Agree
Comments: How could the recommendations be improved?: 
We are of the view that the research and clinical guidance recommendations do address the specific needs of the ME/CFS community. We commend the ONHMRC for the inclusion of the four principles of consumer engagement, consistency, collaboration and capacity building, and believe these will support better research outcomes in the future. We would like to see included the encouragement of objective measures rather than subjective measures of improvement. P18: Re patients applying for NDIS – the report states: “Graded Exercise Therapy may not be appropriate”. Patients applying for NDIS are usually very unwell and we believe that Graded Exercise Therapy is contraindicated for this patient group.
2b. The research and clinical guidance recommendations provide an accurate representation of the current gaps in research.: 
Agree
Comments: How could the recommendations be improved?: 
The report provides an accurate representation of the current gaps in research. However, the report could be more explicit about the progress of ideas and research and the importance of future research being in step with international thinking. With regards to Section 2 Background, this section begins with the Targeted Call for Research. In fact, this initiative was preceded by questions in Senate Estimates, provided by patient advocacy groups to (then) Senator Scott Ludlam, who questioned the NHMRC CEO about the amount of funding for research and the appropriateness of the research projects funded. This was widely sourced on social media and was a key trigger for further advocacy.
2c. The research recommendations inform the CEO of the most effective and strategic research options currently available.: 
Agree
Comments: How could the recommendations be improved?: 
We fully support the recommendation to update the ME/CFS clinical practice guidelines, but note that the dissemination of updated information and training of medical professionals is also essential to changing practice in line with current thinking.

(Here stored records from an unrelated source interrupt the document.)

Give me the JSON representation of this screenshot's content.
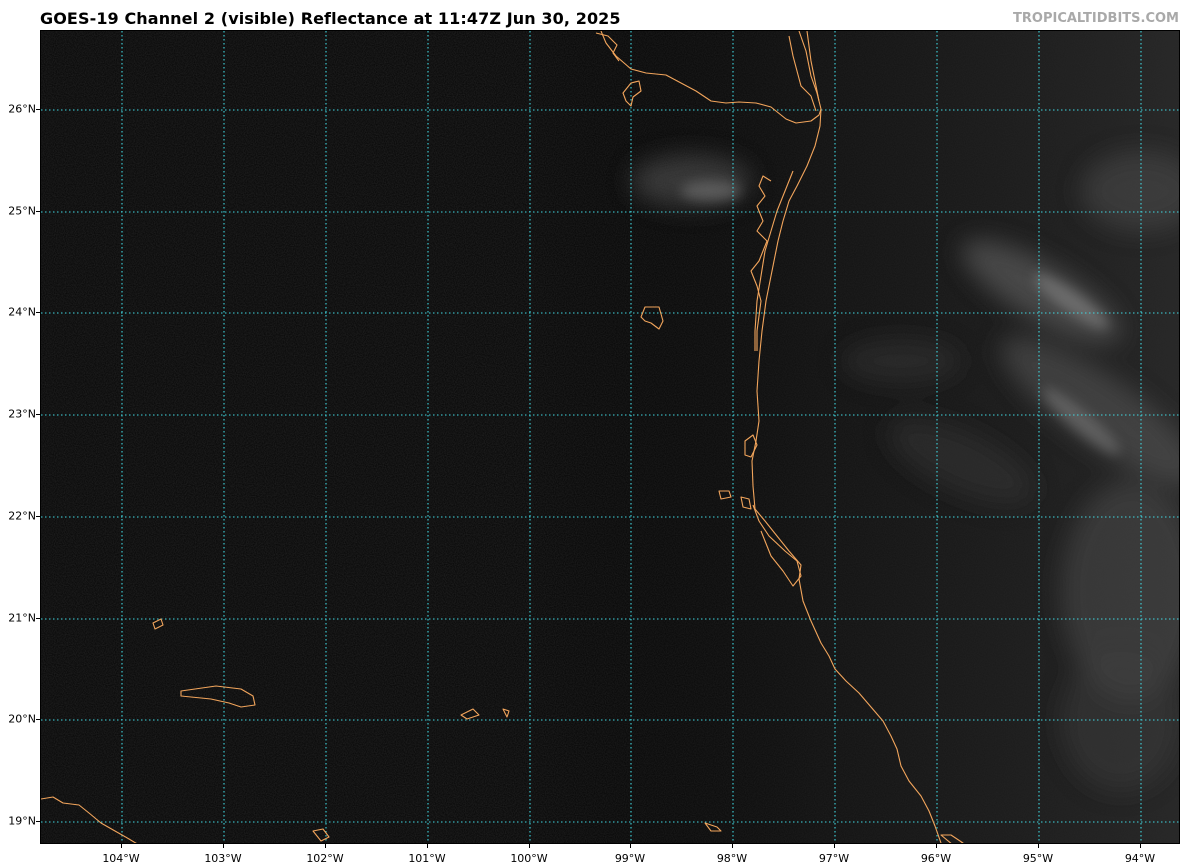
{
  "title": "GOES-19 Channel 2 (visible) Reflectance at 11:47Z Jun 30, 2025",
  "brand": "TROPICALTIDBITS.COM",
  "colors": {
    "background": "#030303",
    "gridline": "#3fd6e0",
    "coastline": "#f2a55c",
    "cloud": "#9a9a9a"
  },
  "grid_style": "dotted",
  "lat_labels": [
    "26°N",
    "25°N",
    "24°N",
    "23°N",
    "22°N",
    "21°N",
    "20°N",
    "19°N"
  ],
  "lon_labels": [
    "104°W",
    "103°W",
    "102°W",
    "101°W",
    "100°W",
    "99°W",
    "98°W",
    "97°W",
    "96°W",
    "95°W",
    "94°W"
  ]
}
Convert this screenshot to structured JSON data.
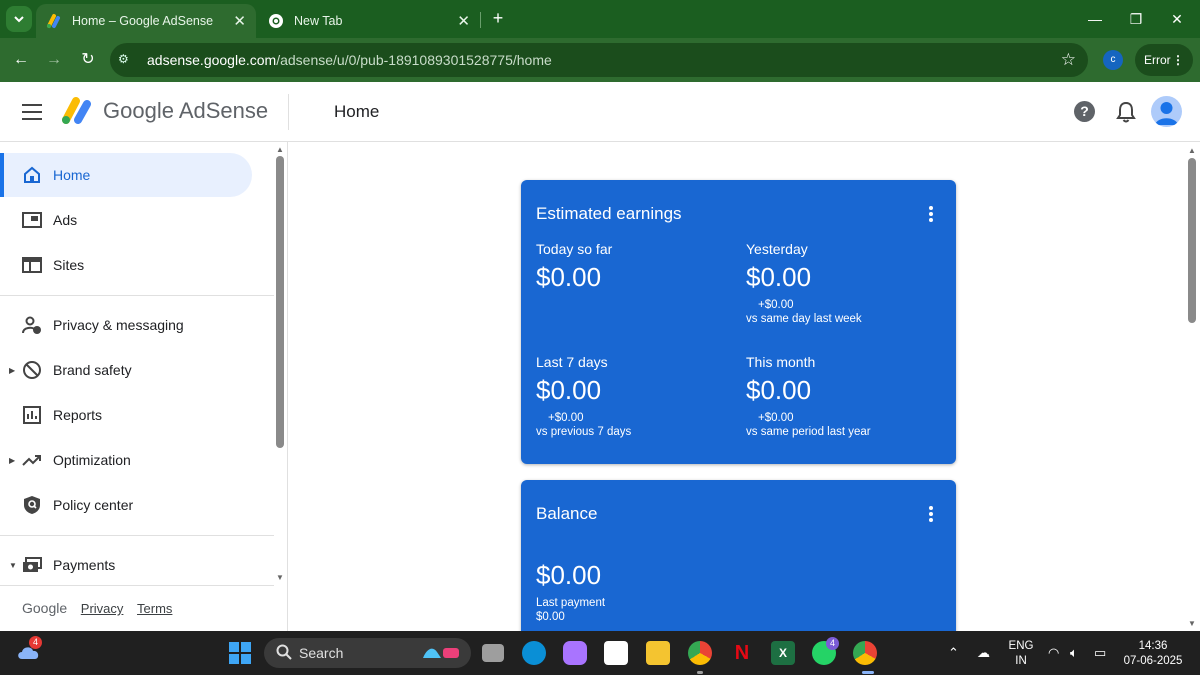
{
  "browser": {
    "tabs": [
      {
        "title": "Home – Google AdSense",
        "active": true
      },
      {
        "title": "New Tab",
        "active": false
      }
    ],
    "url_host": "adsense.google.com",
    "url_path": "/adsense/u/0/pub-1891089301528775/home",
    "profile_initial": "c",
    "status_chip": "Error",
    "icons": [
      "tab-search-icon",
      "adsense-favicon",
      "chrome-favicon",
      "close-icon",
      "plus-icon",
      "minimize-icon",
      "restore-icon",
      "back-icon",
      "forward-icon",
      "reload-icon",
      "site-info-icon",
      "star-icon",
      "kebab-icon"
    ]
  },
  "header": {
    "brand": "Google AdSense",
    "page_title": "Home",
    "help": "?",
    "icons": [
      "menu-icon",
      "adsense-logo-icon",
      "help-icon",
      "bell-icon",
      "avatar"
    ]
  },
  "sidebar": {
    "items": [
      {
        "label": "Home",
        "icon": "home-icon",
        "active": true
      },
      {
        "label": "Ads",
        "icon": "ads-icon"
      },
      {
        "label": "Sites",
        "icon": "sites-icon"
      },
      {
        "label": "Privacy & messaging",
        "icon": "privacy-icon"
      },
      {
        "label": "Brand safety",
        "icon": "block-icon",
        "expandable": true
      },
      {
        "label": "Reports",
        "icon": "reports-icon"
      },
      {
        "label": "Optimization",
        "icon": "trending-icon",
        "expandable": true
      },
      {
        "label": "Policy center",
        "icon": "policy-shield-icon"
      },
      {
        "label": "Payments",
        "icon": "payments-icon",
        "expanded": true
      }
    ],
    "footer": {
      "google": "Google",
      "privacy": "Privacy",
      "terms": "Terms"
    }
  },
  "earnings_card": {
    "title": "Estimated earnings",
    "today": {
      "label": "Today so far",
      "value": "$0.00"
    },
    "yesterday": {
      "label": "Yesterday",
      "value": "$0.00",
      "change": "+$0.00",
      "compare": "vs same day last week"
    },
    "last7": {
      "label": "Last 7 days",
      "value": "$0.00",
      "change": "+$0.00",
      "compare": "vs previous 7 days"
    },
    "month": {
      "label": "This month",
      "value": "$0.00",
      "change": "+$0.00",
      "compare": "vs same period last year"
    }
  },
  "balance_card": {
    "title": "Balance",
    "value": "$0.00",
    "last_payment_label": "Last payment",
    "last_payment_value": "$0.00"
  },
  "taskbar": {
    "search_label": "Search",
    "weather_badge": "4",
    "whatsapp_badge": "4",
    "lang_top": "ENG",
    "lang_bottom": "IN",
    "time": "14:36",
    "date": "07-06-2025"
  },
  "colors": {
    "chrome_dark": "#1b5e20",
    "chrome_toolbar": "#2e6b2f",
    "card_blue": "#1967d2",
    "accent": "#1a73e8"
  }
}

We feel the concerns of patients and advocacy groups have been understated in this section of the report, and we are particularly concerned about the current recommendations with regards to physical activity. The committee is of the view that the recommendations - if fully funded and implemented -will lead to more robust, better targeted research and better clinical care. The only exception to this is a concern that the establishment of a biobank may reduce funds available for other research into the pathophysiology, diagnosis and effective clinical care. We would like to see the following correction made: Re: Emerge Australia Survey p17. Document currently reads: “89% of respondents felt worse after increased activity or exercise and that pacing was an effective strategy to manage this.” This is incorrect. It should read: 89% of respondents felt worse after increased activity or exercise. Patients reported that rest, including bed rest (60%) and pacing (58%) were the treatments they found most helpful.

Page reviewed: 23 September, 2019